Exercise data:
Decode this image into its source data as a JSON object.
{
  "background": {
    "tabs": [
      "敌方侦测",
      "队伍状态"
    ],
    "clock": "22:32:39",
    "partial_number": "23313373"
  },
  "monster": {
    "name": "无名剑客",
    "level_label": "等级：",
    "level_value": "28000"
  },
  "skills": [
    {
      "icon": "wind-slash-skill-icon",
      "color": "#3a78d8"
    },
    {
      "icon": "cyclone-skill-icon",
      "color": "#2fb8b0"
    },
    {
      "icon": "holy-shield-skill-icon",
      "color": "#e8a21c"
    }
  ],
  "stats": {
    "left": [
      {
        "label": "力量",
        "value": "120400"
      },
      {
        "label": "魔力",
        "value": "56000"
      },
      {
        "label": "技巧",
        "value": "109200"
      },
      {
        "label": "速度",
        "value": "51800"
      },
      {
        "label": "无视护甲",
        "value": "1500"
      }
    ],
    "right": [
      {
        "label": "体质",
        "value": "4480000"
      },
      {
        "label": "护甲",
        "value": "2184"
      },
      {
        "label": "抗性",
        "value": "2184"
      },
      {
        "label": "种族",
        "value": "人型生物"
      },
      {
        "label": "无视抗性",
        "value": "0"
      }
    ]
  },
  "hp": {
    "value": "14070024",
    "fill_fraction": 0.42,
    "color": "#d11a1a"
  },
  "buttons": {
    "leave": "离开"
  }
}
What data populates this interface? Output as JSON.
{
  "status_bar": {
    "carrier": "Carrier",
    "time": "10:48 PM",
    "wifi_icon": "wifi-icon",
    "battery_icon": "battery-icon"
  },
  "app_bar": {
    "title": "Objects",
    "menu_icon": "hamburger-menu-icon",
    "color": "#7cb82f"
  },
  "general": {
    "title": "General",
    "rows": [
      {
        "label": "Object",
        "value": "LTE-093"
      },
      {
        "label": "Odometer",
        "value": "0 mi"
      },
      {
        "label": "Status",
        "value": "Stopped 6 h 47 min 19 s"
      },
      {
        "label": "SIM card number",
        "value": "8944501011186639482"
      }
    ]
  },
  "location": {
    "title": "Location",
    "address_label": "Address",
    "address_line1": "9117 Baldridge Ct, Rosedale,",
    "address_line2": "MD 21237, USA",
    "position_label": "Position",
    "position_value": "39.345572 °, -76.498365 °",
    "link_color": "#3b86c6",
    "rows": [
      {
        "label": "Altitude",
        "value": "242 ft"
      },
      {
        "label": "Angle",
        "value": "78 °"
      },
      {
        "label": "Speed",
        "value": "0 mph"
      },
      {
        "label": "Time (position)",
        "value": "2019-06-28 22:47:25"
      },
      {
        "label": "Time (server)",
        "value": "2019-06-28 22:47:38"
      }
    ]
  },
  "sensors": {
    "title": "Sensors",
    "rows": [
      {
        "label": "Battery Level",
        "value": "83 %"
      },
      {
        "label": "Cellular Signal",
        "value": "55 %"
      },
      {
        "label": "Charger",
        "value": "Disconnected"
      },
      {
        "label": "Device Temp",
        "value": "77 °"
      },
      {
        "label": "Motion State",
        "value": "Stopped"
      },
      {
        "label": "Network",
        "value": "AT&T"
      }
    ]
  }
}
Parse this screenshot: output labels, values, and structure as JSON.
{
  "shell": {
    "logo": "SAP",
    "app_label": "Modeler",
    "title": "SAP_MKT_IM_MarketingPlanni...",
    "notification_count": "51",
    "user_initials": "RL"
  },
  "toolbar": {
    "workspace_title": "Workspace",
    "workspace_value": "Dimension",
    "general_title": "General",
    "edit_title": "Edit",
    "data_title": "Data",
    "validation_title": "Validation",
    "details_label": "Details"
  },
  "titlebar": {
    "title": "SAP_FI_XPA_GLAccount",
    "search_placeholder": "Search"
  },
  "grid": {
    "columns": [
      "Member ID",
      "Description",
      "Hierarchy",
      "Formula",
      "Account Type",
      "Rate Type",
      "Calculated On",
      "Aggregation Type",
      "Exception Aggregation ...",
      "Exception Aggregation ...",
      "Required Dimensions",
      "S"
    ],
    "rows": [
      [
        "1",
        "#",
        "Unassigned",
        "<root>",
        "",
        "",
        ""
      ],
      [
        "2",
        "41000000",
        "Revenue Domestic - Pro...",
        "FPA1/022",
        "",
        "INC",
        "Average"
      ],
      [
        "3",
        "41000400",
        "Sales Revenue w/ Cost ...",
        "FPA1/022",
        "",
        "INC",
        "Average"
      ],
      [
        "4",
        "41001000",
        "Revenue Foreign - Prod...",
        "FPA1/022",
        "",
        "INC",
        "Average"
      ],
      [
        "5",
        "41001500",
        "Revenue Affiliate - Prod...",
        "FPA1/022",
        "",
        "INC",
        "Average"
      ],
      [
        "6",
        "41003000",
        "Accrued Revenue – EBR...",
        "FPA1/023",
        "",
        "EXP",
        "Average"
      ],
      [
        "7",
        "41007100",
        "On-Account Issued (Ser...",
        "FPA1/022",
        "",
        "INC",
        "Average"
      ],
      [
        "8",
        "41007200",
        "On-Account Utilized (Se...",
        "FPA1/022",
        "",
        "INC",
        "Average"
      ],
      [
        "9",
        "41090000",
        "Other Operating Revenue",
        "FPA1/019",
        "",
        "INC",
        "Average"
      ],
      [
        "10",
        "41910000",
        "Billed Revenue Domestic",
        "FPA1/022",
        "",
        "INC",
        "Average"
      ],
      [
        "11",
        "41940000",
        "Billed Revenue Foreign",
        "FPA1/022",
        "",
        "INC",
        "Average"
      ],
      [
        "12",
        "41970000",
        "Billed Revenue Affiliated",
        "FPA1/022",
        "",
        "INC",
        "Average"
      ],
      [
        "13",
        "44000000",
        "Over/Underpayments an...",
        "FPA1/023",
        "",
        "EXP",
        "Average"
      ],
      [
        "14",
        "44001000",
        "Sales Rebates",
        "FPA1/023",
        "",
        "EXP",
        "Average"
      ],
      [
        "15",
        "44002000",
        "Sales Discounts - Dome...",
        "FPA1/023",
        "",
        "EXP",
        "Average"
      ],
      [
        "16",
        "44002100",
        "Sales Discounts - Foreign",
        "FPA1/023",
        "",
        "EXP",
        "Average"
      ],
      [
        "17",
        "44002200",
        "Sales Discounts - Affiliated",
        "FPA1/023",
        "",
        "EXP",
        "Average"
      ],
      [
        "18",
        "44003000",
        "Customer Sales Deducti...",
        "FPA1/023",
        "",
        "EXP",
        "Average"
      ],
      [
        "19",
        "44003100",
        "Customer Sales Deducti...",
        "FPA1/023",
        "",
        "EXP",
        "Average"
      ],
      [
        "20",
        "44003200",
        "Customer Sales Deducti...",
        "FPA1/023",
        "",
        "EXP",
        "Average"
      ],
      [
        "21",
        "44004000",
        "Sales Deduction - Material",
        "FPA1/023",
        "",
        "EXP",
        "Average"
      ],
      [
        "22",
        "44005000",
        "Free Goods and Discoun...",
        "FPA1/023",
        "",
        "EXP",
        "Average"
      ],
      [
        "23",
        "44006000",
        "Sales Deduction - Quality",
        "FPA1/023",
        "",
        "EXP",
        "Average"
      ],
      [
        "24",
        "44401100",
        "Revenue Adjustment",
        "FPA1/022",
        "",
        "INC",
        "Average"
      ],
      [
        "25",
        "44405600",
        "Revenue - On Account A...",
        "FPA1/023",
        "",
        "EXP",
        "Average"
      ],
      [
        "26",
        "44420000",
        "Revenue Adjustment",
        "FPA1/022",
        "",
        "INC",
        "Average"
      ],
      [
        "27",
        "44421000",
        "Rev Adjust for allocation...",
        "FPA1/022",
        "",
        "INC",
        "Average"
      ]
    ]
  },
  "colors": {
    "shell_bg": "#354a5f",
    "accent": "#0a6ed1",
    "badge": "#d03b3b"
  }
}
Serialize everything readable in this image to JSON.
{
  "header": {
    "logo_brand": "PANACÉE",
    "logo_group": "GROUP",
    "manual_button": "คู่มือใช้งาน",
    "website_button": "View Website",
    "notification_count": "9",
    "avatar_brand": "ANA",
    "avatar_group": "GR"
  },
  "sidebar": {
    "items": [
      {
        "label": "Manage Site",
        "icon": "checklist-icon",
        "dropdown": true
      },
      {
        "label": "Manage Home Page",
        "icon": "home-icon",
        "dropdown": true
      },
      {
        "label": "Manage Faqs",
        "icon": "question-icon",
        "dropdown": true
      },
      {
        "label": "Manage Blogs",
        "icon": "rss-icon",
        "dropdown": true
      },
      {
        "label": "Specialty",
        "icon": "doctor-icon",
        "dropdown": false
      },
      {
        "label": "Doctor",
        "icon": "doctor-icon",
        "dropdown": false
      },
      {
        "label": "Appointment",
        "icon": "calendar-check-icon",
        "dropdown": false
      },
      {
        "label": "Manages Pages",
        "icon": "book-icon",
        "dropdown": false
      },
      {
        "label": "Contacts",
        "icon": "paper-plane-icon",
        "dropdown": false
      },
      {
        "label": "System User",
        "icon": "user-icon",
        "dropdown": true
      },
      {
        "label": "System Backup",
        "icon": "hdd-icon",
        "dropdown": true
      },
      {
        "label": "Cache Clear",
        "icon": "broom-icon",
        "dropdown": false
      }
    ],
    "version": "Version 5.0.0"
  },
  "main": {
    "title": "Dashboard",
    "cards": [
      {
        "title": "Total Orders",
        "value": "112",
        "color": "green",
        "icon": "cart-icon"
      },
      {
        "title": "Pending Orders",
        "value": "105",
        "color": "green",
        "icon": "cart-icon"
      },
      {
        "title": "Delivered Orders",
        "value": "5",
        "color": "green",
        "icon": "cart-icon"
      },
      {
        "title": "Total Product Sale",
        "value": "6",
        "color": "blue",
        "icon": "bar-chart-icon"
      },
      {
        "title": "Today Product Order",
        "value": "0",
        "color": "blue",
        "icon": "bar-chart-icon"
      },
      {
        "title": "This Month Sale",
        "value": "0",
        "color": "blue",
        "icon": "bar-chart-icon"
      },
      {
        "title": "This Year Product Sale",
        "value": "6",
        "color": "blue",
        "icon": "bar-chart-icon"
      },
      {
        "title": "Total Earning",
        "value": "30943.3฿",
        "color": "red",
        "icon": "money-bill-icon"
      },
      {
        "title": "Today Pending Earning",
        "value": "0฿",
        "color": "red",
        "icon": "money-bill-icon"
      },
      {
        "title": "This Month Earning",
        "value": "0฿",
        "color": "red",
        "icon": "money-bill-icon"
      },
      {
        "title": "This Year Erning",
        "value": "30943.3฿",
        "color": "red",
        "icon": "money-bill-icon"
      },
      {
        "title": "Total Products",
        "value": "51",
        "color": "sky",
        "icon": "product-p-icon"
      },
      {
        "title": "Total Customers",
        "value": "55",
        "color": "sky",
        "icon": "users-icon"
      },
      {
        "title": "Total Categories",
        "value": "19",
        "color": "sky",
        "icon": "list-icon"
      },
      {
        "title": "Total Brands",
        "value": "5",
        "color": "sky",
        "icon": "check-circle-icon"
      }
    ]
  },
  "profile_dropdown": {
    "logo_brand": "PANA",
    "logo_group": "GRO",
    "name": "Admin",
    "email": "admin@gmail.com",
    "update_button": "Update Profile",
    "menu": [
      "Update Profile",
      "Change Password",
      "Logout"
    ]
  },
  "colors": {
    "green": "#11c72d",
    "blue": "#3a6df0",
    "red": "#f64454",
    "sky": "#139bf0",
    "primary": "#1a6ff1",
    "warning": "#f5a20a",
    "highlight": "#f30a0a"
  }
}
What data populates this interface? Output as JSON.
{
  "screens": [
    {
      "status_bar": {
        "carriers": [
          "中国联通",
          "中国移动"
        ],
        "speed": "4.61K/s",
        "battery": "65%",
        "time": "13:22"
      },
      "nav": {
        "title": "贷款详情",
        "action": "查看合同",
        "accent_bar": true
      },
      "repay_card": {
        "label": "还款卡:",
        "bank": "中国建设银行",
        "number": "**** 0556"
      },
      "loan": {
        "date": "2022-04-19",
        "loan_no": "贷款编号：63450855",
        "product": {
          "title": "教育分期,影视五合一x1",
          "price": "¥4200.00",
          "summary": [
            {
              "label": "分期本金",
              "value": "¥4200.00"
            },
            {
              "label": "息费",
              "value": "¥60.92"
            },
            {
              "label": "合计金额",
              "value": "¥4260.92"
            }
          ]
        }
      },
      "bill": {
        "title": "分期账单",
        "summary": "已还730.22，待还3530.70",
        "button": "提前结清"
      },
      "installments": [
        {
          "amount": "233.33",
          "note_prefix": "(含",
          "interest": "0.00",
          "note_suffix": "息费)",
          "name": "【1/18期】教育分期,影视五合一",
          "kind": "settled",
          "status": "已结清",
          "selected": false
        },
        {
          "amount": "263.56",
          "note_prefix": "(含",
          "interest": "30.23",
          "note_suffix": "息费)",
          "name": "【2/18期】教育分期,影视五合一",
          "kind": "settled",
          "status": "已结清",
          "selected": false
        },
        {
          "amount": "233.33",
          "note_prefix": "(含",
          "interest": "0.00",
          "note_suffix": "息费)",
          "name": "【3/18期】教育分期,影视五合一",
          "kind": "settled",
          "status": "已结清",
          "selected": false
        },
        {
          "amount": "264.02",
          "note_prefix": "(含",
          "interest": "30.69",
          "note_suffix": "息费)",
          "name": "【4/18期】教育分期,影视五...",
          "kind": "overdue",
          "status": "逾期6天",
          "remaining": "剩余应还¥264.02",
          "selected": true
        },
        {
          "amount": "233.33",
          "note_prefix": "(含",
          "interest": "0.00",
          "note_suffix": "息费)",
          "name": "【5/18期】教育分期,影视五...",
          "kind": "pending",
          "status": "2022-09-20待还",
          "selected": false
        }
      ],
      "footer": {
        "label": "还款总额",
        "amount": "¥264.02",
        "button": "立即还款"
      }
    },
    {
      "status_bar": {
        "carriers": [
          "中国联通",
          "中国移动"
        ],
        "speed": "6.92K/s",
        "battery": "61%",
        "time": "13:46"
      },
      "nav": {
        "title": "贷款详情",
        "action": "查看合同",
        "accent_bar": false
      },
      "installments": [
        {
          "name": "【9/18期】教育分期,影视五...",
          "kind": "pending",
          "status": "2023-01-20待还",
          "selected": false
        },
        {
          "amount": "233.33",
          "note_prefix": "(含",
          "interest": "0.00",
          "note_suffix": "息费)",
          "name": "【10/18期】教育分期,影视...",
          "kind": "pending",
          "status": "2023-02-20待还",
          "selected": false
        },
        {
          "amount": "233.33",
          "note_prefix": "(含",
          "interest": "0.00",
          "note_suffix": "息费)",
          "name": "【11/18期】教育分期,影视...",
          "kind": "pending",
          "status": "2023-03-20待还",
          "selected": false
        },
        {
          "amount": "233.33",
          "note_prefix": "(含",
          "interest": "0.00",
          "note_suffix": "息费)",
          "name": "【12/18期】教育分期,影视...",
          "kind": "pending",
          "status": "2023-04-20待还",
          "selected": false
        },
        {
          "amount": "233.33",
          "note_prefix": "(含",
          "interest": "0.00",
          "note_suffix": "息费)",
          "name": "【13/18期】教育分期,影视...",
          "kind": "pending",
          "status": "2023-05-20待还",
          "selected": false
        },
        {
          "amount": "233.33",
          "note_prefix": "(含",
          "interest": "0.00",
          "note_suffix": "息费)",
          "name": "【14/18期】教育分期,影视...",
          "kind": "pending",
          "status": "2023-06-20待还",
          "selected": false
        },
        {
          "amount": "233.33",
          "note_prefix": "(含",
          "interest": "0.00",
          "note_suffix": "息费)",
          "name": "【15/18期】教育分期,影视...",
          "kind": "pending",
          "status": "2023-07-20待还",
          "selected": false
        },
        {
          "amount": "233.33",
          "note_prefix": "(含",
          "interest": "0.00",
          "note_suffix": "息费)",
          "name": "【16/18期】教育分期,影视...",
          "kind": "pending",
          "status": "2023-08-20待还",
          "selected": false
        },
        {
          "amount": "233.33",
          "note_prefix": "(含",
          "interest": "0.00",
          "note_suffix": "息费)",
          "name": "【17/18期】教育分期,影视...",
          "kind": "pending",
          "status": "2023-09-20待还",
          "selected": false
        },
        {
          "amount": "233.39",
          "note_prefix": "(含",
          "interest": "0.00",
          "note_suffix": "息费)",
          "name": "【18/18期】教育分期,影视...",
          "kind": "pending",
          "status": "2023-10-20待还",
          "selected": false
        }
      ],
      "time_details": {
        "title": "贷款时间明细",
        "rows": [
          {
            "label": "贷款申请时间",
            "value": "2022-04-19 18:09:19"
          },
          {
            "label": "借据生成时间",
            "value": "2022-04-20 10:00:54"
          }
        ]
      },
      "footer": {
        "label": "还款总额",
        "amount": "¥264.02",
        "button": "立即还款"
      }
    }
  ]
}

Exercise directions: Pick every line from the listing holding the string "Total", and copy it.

Expected answer:
        "title": "Total Orders",
        "title": "Total Product Sale",
        "title": "Total Earning",
        "title": "Total Products",
        "title": "Total Customers",
        "title": "Total Categories",
        "title": "Total Brands",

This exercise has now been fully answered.